● **What needs to be done**
Report each line from the listing that the string "productivity" appears in.

┌─ Given data

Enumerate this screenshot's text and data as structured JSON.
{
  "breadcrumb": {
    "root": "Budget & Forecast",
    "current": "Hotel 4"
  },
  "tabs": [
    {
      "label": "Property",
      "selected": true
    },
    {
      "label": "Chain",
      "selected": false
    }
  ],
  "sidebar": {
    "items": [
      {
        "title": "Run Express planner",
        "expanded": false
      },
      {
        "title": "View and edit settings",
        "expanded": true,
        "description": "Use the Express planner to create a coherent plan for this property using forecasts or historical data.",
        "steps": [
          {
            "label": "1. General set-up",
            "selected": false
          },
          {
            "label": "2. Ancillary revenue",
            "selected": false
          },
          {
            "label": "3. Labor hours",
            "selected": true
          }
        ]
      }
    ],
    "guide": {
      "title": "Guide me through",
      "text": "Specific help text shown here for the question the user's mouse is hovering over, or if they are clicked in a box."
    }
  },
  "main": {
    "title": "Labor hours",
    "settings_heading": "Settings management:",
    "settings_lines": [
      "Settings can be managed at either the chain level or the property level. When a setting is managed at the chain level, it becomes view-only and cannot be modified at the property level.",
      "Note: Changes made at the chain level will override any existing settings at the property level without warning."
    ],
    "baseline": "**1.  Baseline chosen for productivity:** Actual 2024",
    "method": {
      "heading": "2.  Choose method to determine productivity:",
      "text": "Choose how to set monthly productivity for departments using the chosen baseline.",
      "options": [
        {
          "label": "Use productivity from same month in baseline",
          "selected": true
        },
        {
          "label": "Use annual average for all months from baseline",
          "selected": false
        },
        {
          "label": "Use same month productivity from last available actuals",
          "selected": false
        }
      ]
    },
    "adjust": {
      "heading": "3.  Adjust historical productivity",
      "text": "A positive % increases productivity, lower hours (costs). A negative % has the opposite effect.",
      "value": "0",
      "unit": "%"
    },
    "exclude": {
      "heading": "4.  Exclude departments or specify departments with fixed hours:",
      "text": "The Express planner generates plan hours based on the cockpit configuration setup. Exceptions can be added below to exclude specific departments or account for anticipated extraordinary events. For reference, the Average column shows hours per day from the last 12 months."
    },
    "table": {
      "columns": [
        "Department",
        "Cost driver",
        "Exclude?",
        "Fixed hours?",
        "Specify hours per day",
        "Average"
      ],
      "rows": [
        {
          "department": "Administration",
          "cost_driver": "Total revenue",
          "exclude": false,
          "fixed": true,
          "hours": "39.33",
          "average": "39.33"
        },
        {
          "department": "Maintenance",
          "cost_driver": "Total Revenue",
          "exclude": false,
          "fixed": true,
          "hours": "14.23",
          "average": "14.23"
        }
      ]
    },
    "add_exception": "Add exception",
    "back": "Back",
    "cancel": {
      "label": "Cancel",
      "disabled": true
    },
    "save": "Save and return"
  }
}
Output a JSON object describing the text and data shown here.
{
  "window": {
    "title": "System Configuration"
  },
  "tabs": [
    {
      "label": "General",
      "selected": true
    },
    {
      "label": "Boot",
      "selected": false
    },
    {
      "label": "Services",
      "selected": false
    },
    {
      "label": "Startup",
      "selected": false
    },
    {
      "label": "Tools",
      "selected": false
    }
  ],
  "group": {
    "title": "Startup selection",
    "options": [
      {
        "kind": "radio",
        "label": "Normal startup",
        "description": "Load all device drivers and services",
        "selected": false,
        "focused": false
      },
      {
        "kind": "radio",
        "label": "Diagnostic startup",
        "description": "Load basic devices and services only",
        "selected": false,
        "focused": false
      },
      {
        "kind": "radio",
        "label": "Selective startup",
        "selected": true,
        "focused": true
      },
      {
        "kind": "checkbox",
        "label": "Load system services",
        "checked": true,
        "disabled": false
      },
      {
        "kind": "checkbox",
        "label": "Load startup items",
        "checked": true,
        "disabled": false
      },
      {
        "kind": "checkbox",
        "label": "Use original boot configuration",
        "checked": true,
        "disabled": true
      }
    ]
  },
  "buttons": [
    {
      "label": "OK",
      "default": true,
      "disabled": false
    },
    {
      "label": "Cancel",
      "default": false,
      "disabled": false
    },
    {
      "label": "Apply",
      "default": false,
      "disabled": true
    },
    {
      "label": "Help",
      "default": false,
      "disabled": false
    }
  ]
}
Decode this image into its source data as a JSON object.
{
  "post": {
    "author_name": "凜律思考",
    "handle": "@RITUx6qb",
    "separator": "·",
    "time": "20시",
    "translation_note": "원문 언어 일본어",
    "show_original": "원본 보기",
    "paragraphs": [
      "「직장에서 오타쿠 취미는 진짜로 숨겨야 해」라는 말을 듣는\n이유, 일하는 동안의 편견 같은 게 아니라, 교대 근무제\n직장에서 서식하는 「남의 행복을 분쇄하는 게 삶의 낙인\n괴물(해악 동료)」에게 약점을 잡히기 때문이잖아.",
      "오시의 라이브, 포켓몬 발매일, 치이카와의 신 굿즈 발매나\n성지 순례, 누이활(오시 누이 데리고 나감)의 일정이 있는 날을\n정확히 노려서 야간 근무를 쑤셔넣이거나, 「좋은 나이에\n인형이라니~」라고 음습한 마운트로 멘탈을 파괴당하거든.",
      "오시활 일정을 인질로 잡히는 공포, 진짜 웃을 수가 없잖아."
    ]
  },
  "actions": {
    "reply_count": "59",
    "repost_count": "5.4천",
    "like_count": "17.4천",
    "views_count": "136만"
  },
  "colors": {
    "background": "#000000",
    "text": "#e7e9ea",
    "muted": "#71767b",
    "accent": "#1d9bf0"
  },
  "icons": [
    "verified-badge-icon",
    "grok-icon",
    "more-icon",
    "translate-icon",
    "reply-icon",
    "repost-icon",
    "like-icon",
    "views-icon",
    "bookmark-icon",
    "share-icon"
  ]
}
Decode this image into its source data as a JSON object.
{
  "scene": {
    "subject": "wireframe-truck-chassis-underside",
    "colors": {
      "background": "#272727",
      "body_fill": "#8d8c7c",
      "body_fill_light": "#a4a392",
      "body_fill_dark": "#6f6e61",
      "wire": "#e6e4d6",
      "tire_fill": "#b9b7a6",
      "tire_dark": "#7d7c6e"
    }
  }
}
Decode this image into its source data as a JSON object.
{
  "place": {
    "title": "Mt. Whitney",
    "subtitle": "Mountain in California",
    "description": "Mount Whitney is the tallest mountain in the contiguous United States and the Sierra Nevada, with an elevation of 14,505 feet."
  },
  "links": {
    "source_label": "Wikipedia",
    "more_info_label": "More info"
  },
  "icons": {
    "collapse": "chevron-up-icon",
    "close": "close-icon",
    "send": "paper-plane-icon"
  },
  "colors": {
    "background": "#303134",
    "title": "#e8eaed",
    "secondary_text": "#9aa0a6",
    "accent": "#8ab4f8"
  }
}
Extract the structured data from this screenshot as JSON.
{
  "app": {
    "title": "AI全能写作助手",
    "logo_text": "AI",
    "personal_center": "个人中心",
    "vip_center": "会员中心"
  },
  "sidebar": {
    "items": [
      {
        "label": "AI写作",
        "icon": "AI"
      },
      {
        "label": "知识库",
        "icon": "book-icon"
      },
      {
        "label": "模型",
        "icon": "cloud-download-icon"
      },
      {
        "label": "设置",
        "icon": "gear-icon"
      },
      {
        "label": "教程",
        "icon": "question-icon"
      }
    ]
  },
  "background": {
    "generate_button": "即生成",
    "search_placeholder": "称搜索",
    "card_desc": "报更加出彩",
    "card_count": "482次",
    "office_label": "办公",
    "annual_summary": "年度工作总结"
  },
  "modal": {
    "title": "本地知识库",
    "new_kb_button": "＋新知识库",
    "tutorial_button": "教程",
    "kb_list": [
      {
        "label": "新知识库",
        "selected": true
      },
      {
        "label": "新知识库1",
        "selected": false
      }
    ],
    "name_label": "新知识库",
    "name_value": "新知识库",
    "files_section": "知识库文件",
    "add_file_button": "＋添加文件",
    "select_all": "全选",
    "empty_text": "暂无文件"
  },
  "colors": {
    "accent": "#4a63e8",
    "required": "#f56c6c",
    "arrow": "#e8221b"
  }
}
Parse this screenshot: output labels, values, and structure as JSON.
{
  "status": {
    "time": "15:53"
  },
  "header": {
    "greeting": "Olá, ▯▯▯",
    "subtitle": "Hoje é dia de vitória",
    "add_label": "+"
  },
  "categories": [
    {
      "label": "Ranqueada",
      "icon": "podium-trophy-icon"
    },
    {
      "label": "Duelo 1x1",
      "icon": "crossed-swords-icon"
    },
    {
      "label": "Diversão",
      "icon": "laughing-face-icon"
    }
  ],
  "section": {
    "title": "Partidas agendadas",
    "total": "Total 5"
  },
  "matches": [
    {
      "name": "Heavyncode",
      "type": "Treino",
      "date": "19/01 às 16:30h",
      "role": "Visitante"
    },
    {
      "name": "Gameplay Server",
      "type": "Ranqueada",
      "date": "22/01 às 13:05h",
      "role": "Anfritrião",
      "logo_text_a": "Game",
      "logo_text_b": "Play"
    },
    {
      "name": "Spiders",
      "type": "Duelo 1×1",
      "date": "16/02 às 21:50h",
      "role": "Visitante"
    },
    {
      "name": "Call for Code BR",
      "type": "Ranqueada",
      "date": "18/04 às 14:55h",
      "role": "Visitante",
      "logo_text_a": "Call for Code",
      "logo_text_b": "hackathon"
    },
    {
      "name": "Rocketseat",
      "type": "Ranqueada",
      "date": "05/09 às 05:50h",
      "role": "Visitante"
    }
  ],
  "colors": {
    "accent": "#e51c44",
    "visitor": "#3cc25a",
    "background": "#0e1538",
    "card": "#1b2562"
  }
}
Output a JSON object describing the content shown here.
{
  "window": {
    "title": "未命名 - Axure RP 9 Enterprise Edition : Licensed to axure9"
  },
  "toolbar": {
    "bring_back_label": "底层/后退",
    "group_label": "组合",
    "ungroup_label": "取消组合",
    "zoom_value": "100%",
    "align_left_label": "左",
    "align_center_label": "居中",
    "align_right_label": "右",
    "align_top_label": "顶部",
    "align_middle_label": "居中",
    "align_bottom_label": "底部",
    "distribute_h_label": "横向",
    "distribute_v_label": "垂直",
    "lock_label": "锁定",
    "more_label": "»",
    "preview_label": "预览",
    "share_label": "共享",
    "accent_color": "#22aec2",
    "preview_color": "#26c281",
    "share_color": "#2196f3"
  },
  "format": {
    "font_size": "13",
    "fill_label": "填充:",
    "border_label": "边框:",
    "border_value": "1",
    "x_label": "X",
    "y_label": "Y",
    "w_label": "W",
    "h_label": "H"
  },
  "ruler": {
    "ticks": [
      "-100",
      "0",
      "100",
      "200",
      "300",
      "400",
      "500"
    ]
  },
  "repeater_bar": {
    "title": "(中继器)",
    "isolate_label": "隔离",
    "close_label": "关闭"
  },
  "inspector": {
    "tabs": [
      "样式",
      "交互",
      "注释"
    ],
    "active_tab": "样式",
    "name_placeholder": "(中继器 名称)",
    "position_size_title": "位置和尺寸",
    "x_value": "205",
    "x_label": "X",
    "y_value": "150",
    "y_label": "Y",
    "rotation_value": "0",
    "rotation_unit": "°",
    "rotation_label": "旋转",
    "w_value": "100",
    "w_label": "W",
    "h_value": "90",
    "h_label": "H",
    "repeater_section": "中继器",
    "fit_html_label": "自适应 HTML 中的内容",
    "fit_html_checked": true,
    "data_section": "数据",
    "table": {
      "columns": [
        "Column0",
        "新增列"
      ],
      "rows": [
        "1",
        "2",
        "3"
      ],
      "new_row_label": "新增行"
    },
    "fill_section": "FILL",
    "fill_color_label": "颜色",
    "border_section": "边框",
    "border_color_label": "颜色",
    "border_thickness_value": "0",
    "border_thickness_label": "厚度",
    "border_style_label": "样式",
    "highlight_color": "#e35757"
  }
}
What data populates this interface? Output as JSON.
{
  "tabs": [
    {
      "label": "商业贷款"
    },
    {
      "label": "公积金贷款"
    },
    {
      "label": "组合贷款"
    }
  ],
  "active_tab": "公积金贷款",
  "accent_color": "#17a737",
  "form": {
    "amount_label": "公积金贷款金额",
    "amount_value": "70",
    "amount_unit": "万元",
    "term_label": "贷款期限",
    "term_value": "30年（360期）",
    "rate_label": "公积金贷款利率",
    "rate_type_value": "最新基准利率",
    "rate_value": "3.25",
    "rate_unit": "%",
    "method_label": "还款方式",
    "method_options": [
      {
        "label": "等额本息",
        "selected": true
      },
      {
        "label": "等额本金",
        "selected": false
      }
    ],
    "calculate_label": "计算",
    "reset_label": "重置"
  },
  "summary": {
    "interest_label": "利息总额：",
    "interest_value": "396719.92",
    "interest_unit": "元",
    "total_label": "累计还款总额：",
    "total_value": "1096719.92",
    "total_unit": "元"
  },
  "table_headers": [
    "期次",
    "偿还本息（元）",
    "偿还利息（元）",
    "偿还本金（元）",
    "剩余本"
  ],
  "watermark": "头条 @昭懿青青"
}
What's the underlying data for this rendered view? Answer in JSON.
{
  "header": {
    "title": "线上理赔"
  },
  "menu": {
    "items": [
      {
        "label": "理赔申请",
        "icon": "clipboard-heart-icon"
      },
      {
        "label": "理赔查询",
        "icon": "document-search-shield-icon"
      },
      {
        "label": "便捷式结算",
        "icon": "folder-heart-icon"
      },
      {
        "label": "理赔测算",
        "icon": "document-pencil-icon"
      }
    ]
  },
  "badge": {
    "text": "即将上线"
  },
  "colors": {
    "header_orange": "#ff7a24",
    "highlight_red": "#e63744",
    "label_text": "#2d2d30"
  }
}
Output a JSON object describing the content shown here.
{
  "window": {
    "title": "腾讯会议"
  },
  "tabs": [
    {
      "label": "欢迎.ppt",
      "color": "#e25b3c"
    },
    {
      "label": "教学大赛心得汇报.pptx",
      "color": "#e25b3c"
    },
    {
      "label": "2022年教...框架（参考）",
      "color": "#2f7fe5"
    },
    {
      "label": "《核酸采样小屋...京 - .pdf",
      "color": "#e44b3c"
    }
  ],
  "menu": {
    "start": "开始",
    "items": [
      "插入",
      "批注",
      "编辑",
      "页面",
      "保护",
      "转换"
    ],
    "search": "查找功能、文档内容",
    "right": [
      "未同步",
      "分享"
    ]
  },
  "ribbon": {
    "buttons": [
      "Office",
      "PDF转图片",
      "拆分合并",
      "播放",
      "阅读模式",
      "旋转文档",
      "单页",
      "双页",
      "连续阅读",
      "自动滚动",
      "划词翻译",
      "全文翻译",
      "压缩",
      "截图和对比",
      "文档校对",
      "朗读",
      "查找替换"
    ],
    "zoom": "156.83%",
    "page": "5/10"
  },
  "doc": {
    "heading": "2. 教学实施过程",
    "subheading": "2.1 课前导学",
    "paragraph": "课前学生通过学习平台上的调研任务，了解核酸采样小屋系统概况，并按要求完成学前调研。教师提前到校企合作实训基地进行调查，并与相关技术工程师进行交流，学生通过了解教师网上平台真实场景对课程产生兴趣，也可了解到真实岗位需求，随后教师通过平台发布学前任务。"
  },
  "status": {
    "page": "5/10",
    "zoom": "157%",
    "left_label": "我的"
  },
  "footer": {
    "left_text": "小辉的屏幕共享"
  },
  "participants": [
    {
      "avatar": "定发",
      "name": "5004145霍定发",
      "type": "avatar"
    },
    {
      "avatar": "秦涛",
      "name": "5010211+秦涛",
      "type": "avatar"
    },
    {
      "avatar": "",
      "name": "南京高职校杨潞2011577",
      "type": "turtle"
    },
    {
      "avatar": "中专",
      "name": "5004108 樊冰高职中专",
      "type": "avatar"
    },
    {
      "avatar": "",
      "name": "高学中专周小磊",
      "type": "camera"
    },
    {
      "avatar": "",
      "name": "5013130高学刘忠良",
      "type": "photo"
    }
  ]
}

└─

● **Response**
    "baseline": "**1.  Baseline chosen for productivity:** Actual 2024",
      "heading": "2.  Choose method to determine productivity:",
      "text": "Choose how to set monthly productivity for departments using the chosen baseline.",
          "label": "Use productivity from same month in baseline",
          "label": "Use same month productivity from last available actuals",
      "heading": "3.  Adjust historical productivity",
      "text": "A positive % increases productivity, lower hours (costs). A negative % has the opposite effect.",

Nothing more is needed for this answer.